- About this exercise -
Copy the data precisely, keeping every character.

- Dataset excerpts -
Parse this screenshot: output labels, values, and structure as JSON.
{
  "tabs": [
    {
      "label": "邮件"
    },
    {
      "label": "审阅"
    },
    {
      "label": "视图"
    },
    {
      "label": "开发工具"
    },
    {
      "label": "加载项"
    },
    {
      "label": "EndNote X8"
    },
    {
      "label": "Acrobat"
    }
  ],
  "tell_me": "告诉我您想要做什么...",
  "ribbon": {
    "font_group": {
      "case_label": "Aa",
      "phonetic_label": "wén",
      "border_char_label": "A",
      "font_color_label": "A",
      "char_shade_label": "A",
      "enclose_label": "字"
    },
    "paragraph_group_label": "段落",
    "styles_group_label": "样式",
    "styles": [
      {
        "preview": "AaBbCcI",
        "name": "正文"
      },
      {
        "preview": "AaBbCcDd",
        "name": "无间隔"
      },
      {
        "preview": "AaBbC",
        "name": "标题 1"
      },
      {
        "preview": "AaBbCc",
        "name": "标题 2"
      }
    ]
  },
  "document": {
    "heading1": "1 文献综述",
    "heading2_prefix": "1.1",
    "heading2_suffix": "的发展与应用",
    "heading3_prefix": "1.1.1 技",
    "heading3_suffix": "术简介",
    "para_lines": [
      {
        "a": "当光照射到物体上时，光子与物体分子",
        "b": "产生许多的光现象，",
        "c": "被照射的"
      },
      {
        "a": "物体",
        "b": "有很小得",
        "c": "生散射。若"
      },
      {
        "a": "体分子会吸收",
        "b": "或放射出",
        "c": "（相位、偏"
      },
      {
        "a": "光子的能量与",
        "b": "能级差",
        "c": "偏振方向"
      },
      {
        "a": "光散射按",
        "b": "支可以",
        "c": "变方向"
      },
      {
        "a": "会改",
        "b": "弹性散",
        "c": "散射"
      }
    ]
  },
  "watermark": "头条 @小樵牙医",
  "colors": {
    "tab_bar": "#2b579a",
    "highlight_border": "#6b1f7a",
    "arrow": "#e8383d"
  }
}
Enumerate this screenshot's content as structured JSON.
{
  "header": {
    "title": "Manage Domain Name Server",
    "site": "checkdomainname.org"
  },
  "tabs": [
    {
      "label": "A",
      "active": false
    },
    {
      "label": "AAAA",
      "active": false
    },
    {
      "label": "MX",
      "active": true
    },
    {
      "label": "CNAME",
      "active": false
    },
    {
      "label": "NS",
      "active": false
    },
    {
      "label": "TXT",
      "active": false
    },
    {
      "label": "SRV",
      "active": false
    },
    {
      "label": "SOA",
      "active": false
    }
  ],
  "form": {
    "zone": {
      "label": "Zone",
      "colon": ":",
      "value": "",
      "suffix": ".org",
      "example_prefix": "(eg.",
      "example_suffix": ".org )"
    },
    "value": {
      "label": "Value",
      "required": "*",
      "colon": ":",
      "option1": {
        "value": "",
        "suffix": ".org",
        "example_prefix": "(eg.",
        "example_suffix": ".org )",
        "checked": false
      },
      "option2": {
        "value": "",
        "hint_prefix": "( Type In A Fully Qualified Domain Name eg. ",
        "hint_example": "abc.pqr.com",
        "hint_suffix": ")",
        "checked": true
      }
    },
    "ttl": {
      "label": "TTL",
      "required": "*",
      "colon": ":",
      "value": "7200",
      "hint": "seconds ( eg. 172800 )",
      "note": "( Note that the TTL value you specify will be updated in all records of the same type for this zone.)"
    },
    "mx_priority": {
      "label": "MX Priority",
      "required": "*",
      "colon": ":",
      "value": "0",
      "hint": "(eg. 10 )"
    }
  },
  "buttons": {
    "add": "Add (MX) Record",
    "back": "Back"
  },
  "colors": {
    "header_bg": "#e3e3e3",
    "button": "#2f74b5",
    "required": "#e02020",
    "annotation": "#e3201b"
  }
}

- Response below -
Parse this screenshot: output labels, values, and structure as JSON.
{
  "tabs": [
    {
      "label": "邮件"
    },
    {
      "label": "审阅"
    },
    {
      "label": "视图"
    },
    {
      "label": "开发工具"
    },
    {
      "label": "加载项"
    },
    {
      "label": "EndNote X8"
    },
    {
      "label": "Acrobat"
    }
  ],
  "tell_me": "告诉我您想要做什么...",
  "ribbon": {
    "font_group": {
      "case_label": "Aa",
      "phonetic_label": "wén",
      "border_char_label": "A",
      "font_color_label": "A",
      "char_shade_label": "A",
      "enclose_label": "字"
    },
    "paragraph_group_label": "段落",
    "styles_group_label": "样式",
    "styles": [
      {
        "preview": "AaBbCcI",
        "name": "正文"
      },
      {
        "preview": "AaBbCcDd",
        "name": "无间隔"
      },
      {
        "preview": "AaBbC",
        "name": "标题 1"
      },
      {
        "preview": "AaBbCc",
        "name": "标题 2"
      }
    ]
  },
  "document": {
    "heading1": "1 文献综述",
    "heading2_prefix": "1.1",
    "heading2_suffix": "的发展与应用",
    "heading3_prefix": "1.1.1 技",
    "heading3_suffix": "术简介",
    "para_lines": [
      {
        "a": "当光照射到物体上时，光子与物体分子",
        "b": "产生许多的光现象，",
        "c": "被照射的"
      },
      {
        "a": "物体",
        "b": "有很小得",
        "c": "生散射。若"
      },
      {
        "a": "体分子会吸收",
        "b": "或放射出",
        "c": "（相位、偏"
      },
      {
        "a": "光子的能量与",
        "b": "能级差",
        "c": "偏振方向"
      },
      {
        "a": "光散射按",
        "b": "支可以",
        "c": "变方向"
      },
      {
        "a": "会改",
        "b": "弹性散",
        "c": "散射"
      }
    ]
  },
  "watermark": "头条 @小樵牙医",
  "colors": {
    "tab_bar": "#2b579a",
    "highlight_border": "#6b1f7a",
    "arrow": "#e8383d"
  }
}
Enumerate this screenshot's content as structured JSON.
{
  "header": {
    "title": "Manage Domain Name Server",
    "site": "checkdomainname.org"
  },
  "tabs": [
    {
      "label": "A",
      "active": false
    },
    {
      "label": "AAAA",
      "active": false
    },
    {
      "label": "MX",
      "active": true
    },
    {
      "label": "CNAME",
      "active": false
    },
    {
      "label": "NS",
      "active": false
    },
    {
      "label": "TXT",
      "active": false
    },
    {
      "label": "SRV",
      "active": false
    },
    {
      "label": "SOA",
      "active": false
    }
  ],
  "form": {
    "zone": {
      "label": "Zone",
      "colon": ":",
      "value": "",
      "suffix": ".org",
      "example_prefix": "(eg.",
      "example_suffix": ".org )"
    },
    "value": {
      "label": "Value",
      "required": "*",
      "colon": ":",
      "option1": {
        "value": "",
        "suffix": ".org",
        "example_prefix": "(eg.",
        "example_suffix": ".org )",
        "checked": false
      },
      "option2": {
        "value": "",
        "hint_prefix": "( Type In A Fully Qualified Domain Name eg. ",
        "hint_example": "abc.pqr.com",
        "hint_suffix": ")",
        "checked": true
      }
    },
    "ttl": {
      "label": "TTL",
      "required": "*",
      "colon": ":",
      "value": "7200",
      "hint": "seconds ( eg. 172800 )",
      "note": "( Note that the TTL value you specify will be updated in all records of the same type for this zone.)"
    },
    "mx_priority": {
      "label": "MX Priority",
      "required": "*",
      "colon": ":",
      "value": "0",
      "hint": "(eg. 10 )"
    }
  },
  "buttons": {
    "add": "Add (MX) Record",
    "back": "Back"
  },
  "colors": {
    "header_bg": "#e3e3e3",
    "button": "#2f74b5",
    "required": "#e02020",
    "annotation": "#e3201b"
  }
}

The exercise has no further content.